Hardwood trees are categorized as having broad leaves, produce fruit or nuts, are mostly deciduous and go dormant in the winter. Some species you might find on yours or your neighbor’s property include Oaks, Maple, Ash, Hickory, Walnut and Quaking Aspen.

Here in Virginia most all hardwood trees this time of year are dormant and appear devoid of any signs of life from a distance. But if one looks closely the signs of life are there. The most noticeable of them is the presence of small leaf buds at the ends of the tree’s branches. Intact healthy-looking bark without any sign of fungus and limbs that are limber and green on the inside are additional signs the tree is alive.

Trees in general but especially hardwood trees growing in any specific place can tell us a lot about the soil, climate, health, and other environmental conditions of the area.

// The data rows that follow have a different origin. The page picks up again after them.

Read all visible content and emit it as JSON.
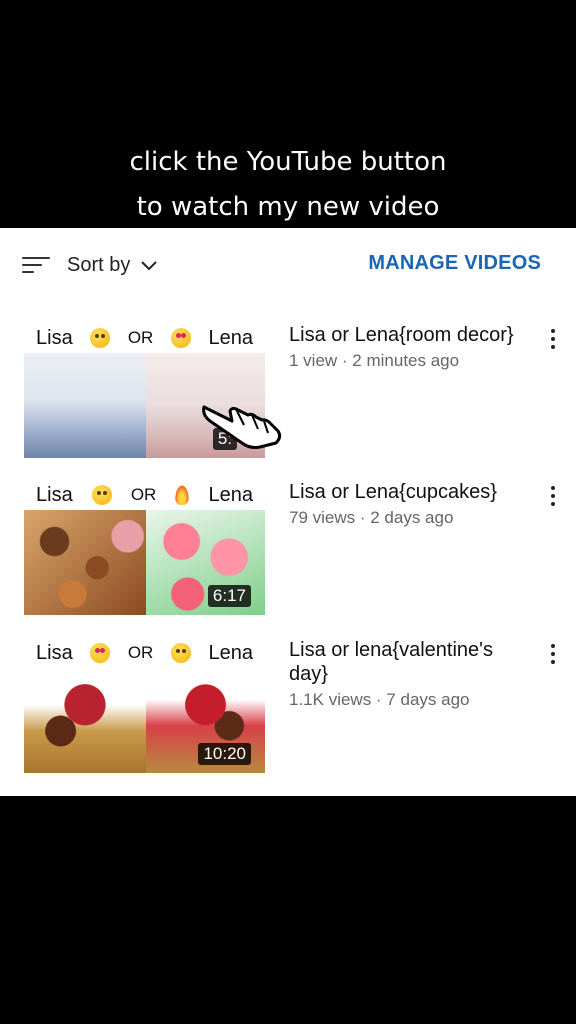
{
  "caption": {
    "line1": "click the YouTube button",
    "line2": "to watch my new video"
  },
  "toolbar": {
    "sort_label": "Sort by",
    "manage_label": "MANAGE VIDEOS"
  },
  "videos": [
    {
      "left_name": "Lisa",
      "or": "OR",
      "right_name": "Lena",
      "duration": "5:",
      "title": "Lisa or Lena{room decor}",
      "meta": "1 view · 2 minutes ago"
    },
    {
      "left_name": "Lisa",
      "or": "OR",
      "right_name": "Lena",
      "duration": "6:17",
      "title": "Lisa or Lena{cupcakes}",
      "meta": "79 views · 2 days ago"
    },
    {
      "left_name": "Lisa",
      "or": "OR",
      "right_name": "Lena",
      "duration": "10:20",
      "title": "Lisa or lena{valentine's day}",
      "meta": "1.1K views · 7 days ago"
    }
  ],
  "icons": {
    "sort": "sort-icon",
    "chevron": "chevron-down-icon",
    "more": "more-vert-icon",
    "cursor": "hand-pointer-icon"
  },
  "colors": {
    "accent": "#1a66b5",
    "background": "#000000",
    "panel": "#ffffff"
  }
}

Their role in the environment’s ecosystem is especially important. Many woodland plants and fungus rely on them for their very existence. Hardwood trees are primary in providing food, shelter and nesting sites for wildlife. Some woodland critters we all take for granted like the Deer, Opossum, Squirrel, Racoon, Bear, Owl, Turkey, and Bats just to name a few would be extremely hard pressed to survive without our hardwood mixed forests. Although many are considered ‘pests’ by society today, they are all especially important to the balance in the circle of life.

Hardwood trees also collect and store carbon from the atmosphere. They stabilize river and stream banks and reduce soil erosion. These are all important to the health of Virginia estuaries.

Many of us take advantage of the beautiful hardwood mixed forests to enjoy recreational activities like hiking, hunting, fishing and bird watching. Most of these activities do not exist in Pine monocultures.

I hope that I may have sparked an interest within you to look closer at the sometimes not-so-obvious beauty of the old growth hardwoods in the landscape.

For more information on and tips for identifying hardwood trees you can visit Virginia’s Department of Forestry at

Dawn Conrad is a Virginia Cooperative Extension Master Gardener, Herbal enthusiast, Writer and Fiber Artist. She can be contacted at dawn@mygardenmuse. com.